Muslims arriving at mosques in Norway’s northern county of Finnmark this week were met by placards calling for “revolution” against Islam. The offensive notices promoting a right-wing extremist organization were also found on public buildings and schools in Alta and Sør-Varanger.
“It wasn’t very nice,” the leader of the mosque in Alta, Ismail Omar, told Norwegian Broadcasting (NRK). “We don’t know what these people want, and we’re a large groups when gathered for Friday prayers. We are of course worried that something might happen.”
The notices appeared just days after a heavily armed ultra-right-wing extremist opened fire inside two mosques in Christchurch, New Zealand last Friday. Norwegian police have already boosted patrols around local mosques in an effort to make worshippers feel more secure.

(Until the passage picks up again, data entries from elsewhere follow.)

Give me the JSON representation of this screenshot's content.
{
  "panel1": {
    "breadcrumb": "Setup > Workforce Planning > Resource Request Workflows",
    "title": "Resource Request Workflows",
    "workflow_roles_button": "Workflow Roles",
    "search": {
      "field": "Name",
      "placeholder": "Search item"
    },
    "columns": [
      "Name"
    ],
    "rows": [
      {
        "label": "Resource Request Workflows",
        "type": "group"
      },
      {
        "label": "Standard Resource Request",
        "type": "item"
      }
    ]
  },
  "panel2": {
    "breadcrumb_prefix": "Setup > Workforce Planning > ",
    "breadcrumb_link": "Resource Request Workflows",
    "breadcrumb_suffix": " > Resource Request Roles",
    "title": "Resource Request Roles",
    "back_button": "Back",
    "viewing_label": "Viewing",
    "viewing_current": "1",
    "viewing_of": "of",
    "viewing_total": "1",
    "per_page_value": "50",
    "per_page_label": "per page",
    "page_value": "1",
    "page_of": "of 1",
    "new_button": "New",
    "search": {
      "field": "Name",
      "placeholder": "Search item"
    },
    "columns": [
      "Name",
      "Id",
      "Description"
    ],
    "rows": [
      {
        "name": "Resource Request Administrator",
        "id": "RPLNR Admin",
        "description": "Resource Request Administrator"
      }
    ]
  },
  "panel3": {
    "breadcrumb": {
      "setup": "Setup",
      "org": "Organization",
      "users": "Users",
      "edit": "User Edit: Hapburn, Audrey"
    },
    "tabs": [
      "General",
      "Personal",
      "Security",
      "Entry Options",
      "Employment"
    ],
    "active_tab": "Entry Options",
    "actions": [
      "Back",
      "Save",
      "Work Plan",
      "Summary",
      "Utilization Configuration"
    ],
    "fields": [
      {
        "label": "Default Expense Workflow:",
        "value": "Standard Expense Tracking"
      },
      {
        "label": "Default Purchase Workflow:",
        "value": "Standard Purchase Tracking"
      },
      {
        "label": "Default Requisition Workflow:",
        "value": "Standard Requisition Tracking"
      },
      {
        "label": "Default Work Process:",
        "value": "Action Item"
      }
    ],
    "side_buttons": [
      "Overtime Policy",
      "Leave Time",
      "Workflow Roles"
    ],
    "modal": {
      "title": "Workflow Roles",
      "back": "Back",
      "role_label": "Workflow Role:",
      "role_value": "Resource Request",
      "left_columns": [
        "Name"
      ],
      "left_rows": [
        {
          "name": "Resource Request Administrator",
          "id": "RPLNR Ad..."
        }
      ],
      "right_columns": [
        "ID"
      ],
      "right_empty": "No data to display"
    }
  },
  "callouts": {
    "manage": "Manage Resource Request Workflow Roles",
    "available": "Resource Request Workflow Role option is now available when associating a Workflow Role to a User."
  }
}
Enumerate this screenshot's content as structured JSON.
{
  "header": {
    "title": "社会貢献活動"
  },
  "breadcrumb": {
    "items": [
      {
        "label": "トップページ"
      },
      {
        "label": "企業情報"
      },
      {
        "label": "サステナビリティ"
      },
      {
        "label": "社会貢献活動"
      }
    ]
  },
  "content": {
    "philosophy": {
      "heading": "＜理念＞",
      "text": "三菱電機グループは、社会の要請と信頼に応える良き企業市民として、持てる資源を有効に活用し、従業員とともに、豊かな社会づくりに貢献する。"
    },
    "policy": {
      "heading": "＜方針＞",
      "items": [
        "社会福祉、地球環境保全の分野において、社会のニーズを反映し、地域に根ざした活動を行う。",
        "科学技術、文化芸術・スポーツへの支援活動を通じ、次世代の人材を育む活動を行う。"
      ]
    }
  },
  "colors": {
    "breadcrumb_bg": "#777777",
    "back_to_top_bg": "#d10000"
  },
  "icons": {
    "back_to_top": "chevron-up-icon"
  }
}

Police in Finnmark said the notices pasted onto several buildings around Finnmark will be investigated as hate crime. “We’ve been concentrating on radicalization and violent extremism in the districts and have had special contacts in the Finnmark Police District since 2015,” Kjell Andreas Bjerke, who’s among the contacts, told NRK. That’s when an influx of asylum seekers crossed the border from Russia into Finnmark, while thousands of others arrived farther south in the country.
Bjerke added that police have specific methods for trying to control violent extremism, and try to seek out people with extreme attitudes before any violence occurs. Police will also be present during Friday prayers later this week.
Omar thanked the local police for their concern and protection. He thinks those who slapped the notices on the mosque’s door are acting alone and not part of any large organization in Norway that wants to harm Muslims.
“I think there are far more of us who want a better society,” he told NRK. “Those who do this sort of thing are just a small part of society. Police are accessible and willing to help, and that’s the most important.”